During Ilyas Mirzayev’s musical career in Turkey, he has produced a considerable number of orchestral compositions and chamber works. The Nay Concerto he wrote for the Tekfen Black Sea (then Philharmonic) Orchestra has up to now been performed – and extremely well received – in twelve countries apart from Turkey, and still continues to reach an international audience with the celebrated nay virtuoso Ercan Irmak playing the solo part.
Mirzayev’s symphony entitled ‘The Sound of Three Seas’, written subsequent to his Nay Concerto, was performed in Paris, Brussels and Berlin in 2006 by the Tekfen Philharmonic Orchestra (which includes musicians from 23 different countries), again with Ercan Irmak as one of the soloists. A CD featuring concert performance of this work is also published.
On 21st April 2007, another symphony – this time entitled ‘An Istanbul Symphony’ – was performed by the Istanbul State Symphony Orchestra under the direction of Alexander Rahbari, one of world’s leading conductors.
Davet (‘Invitation’), another Mirzayev composition, had been given a rapturous reception at the Cemal Reşit Rey Concert Hall, Istanbul the previous year with Ercan Irmak on nay and the composer himself at the piano. This work is also available as CD in music shops.
The works of Mirzayev, who combines his mastery with his high knowledge of orchestration using contemporary music and eastern music in a multicolored form, were performed by nearly all Turkish and Azerbaijani orchestras as well as NDR (Norddeutscher Rundfunk) Orchestra Hamburg, Wüttembergische Philharmonie, Thüringen Symphoniker, Residentie Orkest (Den Haag), Orchestra of the Nations, Tbilisi Symphony, Camerata Zurich, Virtuosi di Praga and London Mozart Players, to name a few.
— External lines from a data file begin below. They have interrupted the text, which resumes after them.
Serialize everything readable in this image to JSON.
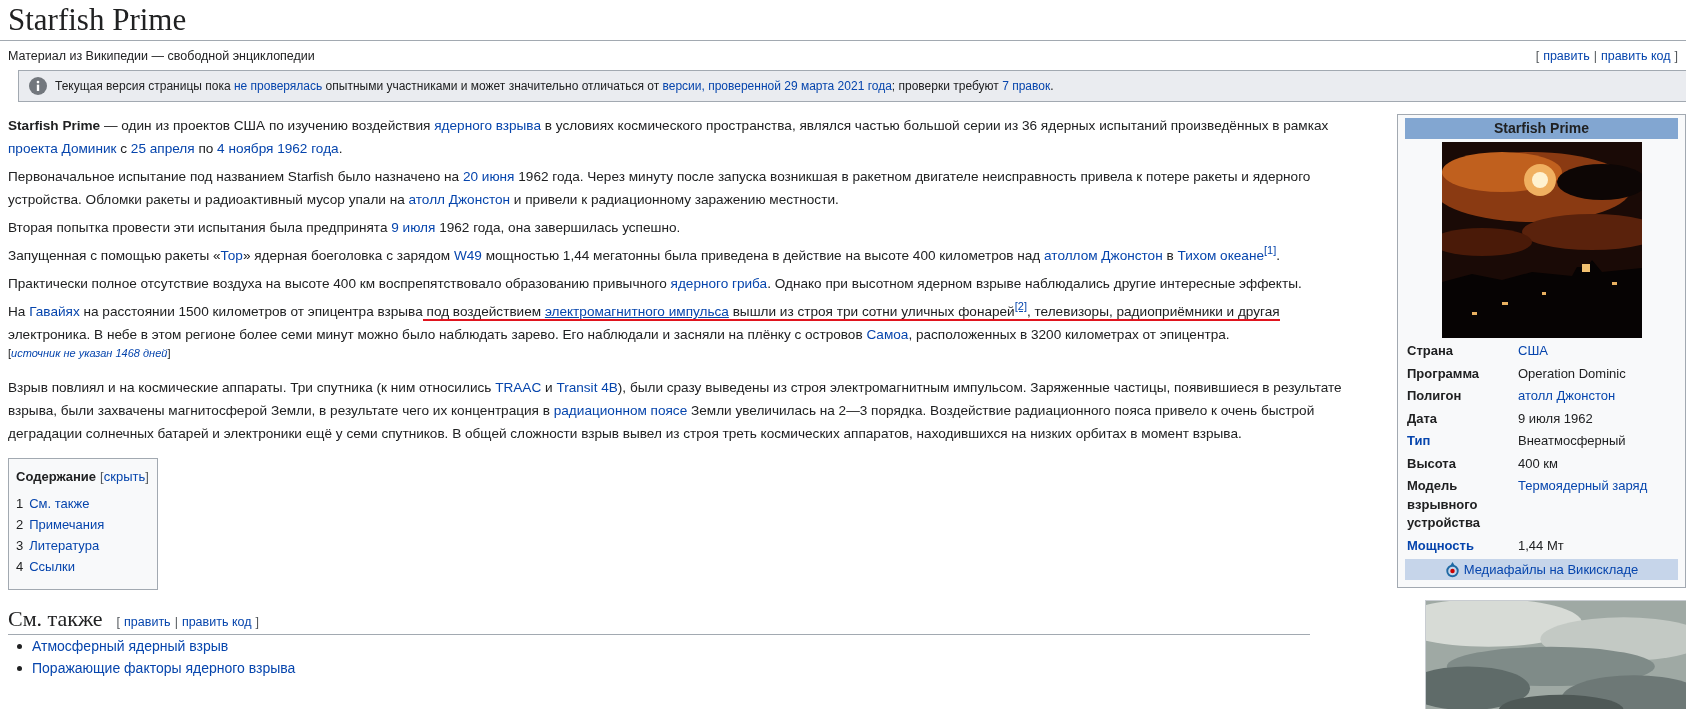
{
  "page_title": "Starfish Prime",
  "tagline": "Материал из Википедии — свободной энциклопедии",
  "edit_links": {
    "open": "[",
    "separator": "|",
    "close": "]",
    "links": [
      "править",
      "править код"
    ]
  },
  "notice": {
    "segments": [
      {
        "kind": "text",
        "text": "Текущая версия страницы пока "
      },
      {
        "kind": "link",
        "text": "не проверялась"
      },
      {
        "kind": "text",
        "text": " опытными участниками и может значительно отличаться от "
      },
      {
        "kind": "link",
        "text": "версии, проверенной 29 марта 2021 года"
      },
      {
        "kind": "text",
        "text": "; проверки требуют "
      },
      {
        "kind": "link",
        "text": "7 правок"
      },
      {
        "kind": "text",
        "text": "."
      }
    ]
  },
  "paragraphs": [
    {
      "kind": "normal",
      "segments": [
        {
          "kind": "bold",
          "text": "Starfish Prime"
        },
        {
          "kind": "text",
          "text": " — один из проектов США по изучению воздействия "
        },
        {
          "kind": "link",
          "text": "ядерного взрыва"
        },
        {
          "kind": "text",
          "text": " в условиях космического пространства, являлся частью большой серии из 36 ядерных испытаний произведённых в рамках "
        },
        {
          "kind": "link",
          "text": "проекта Доминик"
        },
        {
          "kind": "text",
          "text": " с "
        },
        {
          "kind": "link",
          "text": "25 апреля"
        },
        {
          "kind": "text",
          "text": " по "
        },
        {
          "kind": "link",
          "text": "4 ноября 1962 года"
        },
        {
          "kind": "text",
          "text": "."
        }
      ]
    },
    {
      "kind": "normal",
      "segments": [
        {
          "kind": "text",
          "text": "Первоначальное испытание под названием Starfish было назначено на "
        },
        {
          "kind": "link",
          "text": "20 июня"
        },
        {
          "kind": "text",
          "text": " 1962 года. Через минуту после запуска возникшая в ракетном двигателе неисправность привела к потере ракеты и ядерного устройства. Обломки ракеты и радиоактивный мусор упали на "
        },
        {
          "kind": "link",
          "text": "атолл Джонстон"
        },
        {
          "kind": "text",
          "text": " и привели к радиационному заражению местности."
        }
      ]
    },
    {
      "kind": "normal",
      "segments": [
        {
          "kind": "text",
          "text": "Вторая попытка провести эти испытания была предпринята "
        },
        {
          "kind": "link",
          "text": "9 июля"
        },
        {
          "kind": "text",
          "text": " 1962 года, она завершилась успешно."
        }
      ]
    },
    {
      "kind": "normal",
      "segments": [
        {
          "kind": "text",
          "text": "Запущенная с помощью ракеты «"
        },
        {
          "kind": "link",
          "text": "Тор"
        },
        {
          "kind": "text",
          "text": "» ядерная боеголовка с зарядом "
        },
        {
          "kind": "link",
          "text": "W49"
        },
        {
          "kind": "text",
          "text": " мощностью 1,44 мегатонны была приведена в действие на высоте 400 километров над "
        },
        {
          "kind": "link",
          "text": "атоллом Джонстон"
        },
        {
          "kind": "text",
          "text": " в "
        },
        {
          "kind": "link",
          "text": "Тихом океане"
        },
        {
          "kind": "ref",
          "text": "[1]"
        },
        {
          "kind": "text",
          "text": "."
        }
      ]
    },
    {
      "kind": "normal",
      "segments": [
        {
          "kind": "text",
          "text": "Практически полное отсутствие воздуха на высоте 400 км воспрепятствовало образованию привычного "
        },
        {
          "kind": "link",
          "text": "ядерного гриба"
        },
        {
          "kind": "text",
          "text": ". Однако при высотном ядерном взрыве наблюдались другие интересные эффекты."
        }
      ]
    },
    {
      "kind": "normal",
      "segments": [
        {
          "kind": "text",
          "text": "На ",
          "underlined": false
        },
        {
          "kind": "link",
          "text": "Гавайях",
          "underlined": false
        },
        {
          "kind": "text",
          "text": " на расстоянии 1500 километров от эпицентра взрыва",
          "underlined": false
        },
        {
          "kind": "text",
          "text": " под воздействием ",
          "underlined": true
        },
        {
          "kind": "link",
          "text": "электромагнитного импульса",
          "underlined": true
        },
        {
          "kind": "text",
          "text": " вышли из строя три сотни уличных фонарей",
          "underlined": true
        },
        {
          "kind": "ref",
          "text": "[2]",
          "underlined": true
        },
        {
          "kind": "text",
          "text": ", телевизоры, радиоприёмники и другая",
          "underlined": true
        },
        {
          "kind": "text",
          "text": " электроника. В небе в этом регионе более семи минут можно было наблюдать зарево. Его наблюдали и засняли на плёнку с островов ",
          "underlined": false
        },
        {
          "kind": "link",
          "text": "Самоа",
          "underlined": false
        },
        {
          "kind": "text",
          "text": ", расположенных в 3200 километрах от эпицентра.",
          "underlined": false
        }
      ]
    },
    {
      "kind": "note",
      "segments": [
        {
          "kind": "text",
          "text": "["
        },
        {
          "kind": "italic_link",
          "text": "источник не указан 1468 дней"
        },
        {
          "kind": "text",
          "text": "]"
        }
      ]
    },
    {
      "kind": "normal",
      "segments": [
        {
          "kind": "text",
          "text": "Взрыв повлиял и на космические аппараты. Три спутника (к ним относились "
        },
        {
          "kind": "link",
          "text": "TRAAC"
        },
        {
          "kind": "text",
          "text": " и "
        },
        {
          "kind": "link",
          "text": "Transit 4B"
        },
        {
          "kind": "text",
          "text": "), были сразу выведены из строя электромагнитным импульсом. Заряженные частицы, появившиеся в результате взрыва, были захвачены магнитосферой Земли, в результате чего их концентрация в "
        },
        {
          "kind": "link",
          "text": "радиационном поясе"
        },
        {
          "kind": "text",
          "text": " Земли увеличилась на 2—3 порядка. Воздействие радиационного пояса привело к очень быстрой деградации солнечных батарей и электроники ещё у семи спутников. В общей сложности взрыв вывел из строя треть космических аппаратов, находившихся на низких орбитах в момент взрыва."
        }
      ]
    }
  ],
  "toc": {
    "title": "Содержание",
    "open": "[",
    "toggle": "скрыть",
    "close": "]",
    "items": [
      {
        "number": "1",
        "label": "См. также"
      },
      {
        "number": "2",
        "label": "Примечания"
      },
      {
        "number": "3",
        "label": "Литература"
      },
      {
        "number": "4",
        "label": "Ссылки"
      }
    ]
  },
  "sections": [
    {
      "heading": "См. также",
      "edit_links": {
        "open": "[",
        "separator": "|",
        "close": "]",
        "links": [
          "править",
          "править код"
        ]
      },
      "items": [
        "Атмосферный ядерный взрыв",
        "Поражающие факторы ядерного взрыва"
      ]
    }
  ],
  "infobox": {
    "title": "Starfish Prime",
    "rows": [
      {
        "label": "Страна",
        "label_link": false,
        "value": "США",
        "value_link": true
      },
      {
        "label": "Программа",
        "label_link": false,
        "value": "Operation Dominic",
        "value_link": false
      },
      {
        "label": "Полигон",
        "label_link": false,
        "value": "атолл Джонстон",
        "value_link": true
      },
      {
        "label": "Дата",
        "label_link": false,
        "value": "9 июля 1962",
        "value_link": false
      },
      {
        "label": "Тип",
        "label_link": true,
        "value": "Внеатмосферный",
        "value_link": false
      },
      {
        "label": "Высота",
        "label_link": false,
        "value": "400 км",
        "value_link": false
      },
      {
        "label": "Модель взрывного устройства",
        "label_link": false,
        "value": "Термоядерный заряд",
        "value_link": true
      },
      {
        "label": "Мощность",
        "label_link": true,
        "value": "1,44 Мт",
        "value_link": false
      }
    ],
    "footer": "Медиафайлы на Викискладе"
  }
}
His concerto “Janus in Orient” for two pianos, nay/organ, percussion and orchestra, commissioned by the renowned turkish piano twins Guher and Suher Pekinel has been performed at home and abroad to critical acclaim.
His works including 5 symphonies, 8 concertos for various instruments and numerous chamber compositions have been performed in arts centers including Tokyo, Berlin, Barcelona, London, Vienna, Moscow, Paris, Cologne, Budapest, Brussels and Istanbul.
lyas Mirzayev about his music:
“With my music, I am trying to communicate a message of brotherhood. Today, language is used more as a way of emphasising the divisions between people than as a means of bringing them together. Music, however, has never lost its power as a language that unites people; it is an ideal tool for ending wars and restoring peace. The music of the east is mystical in character and offers many riches, but these have yet to be discovered. We should never neglect our own culture: this is a storehouse of treasures that is always available to us. As a citizen of the world, I see my music as a way of communicating my philososphy to all humanity – by doing this, I am repaying my debt to the Almighty.”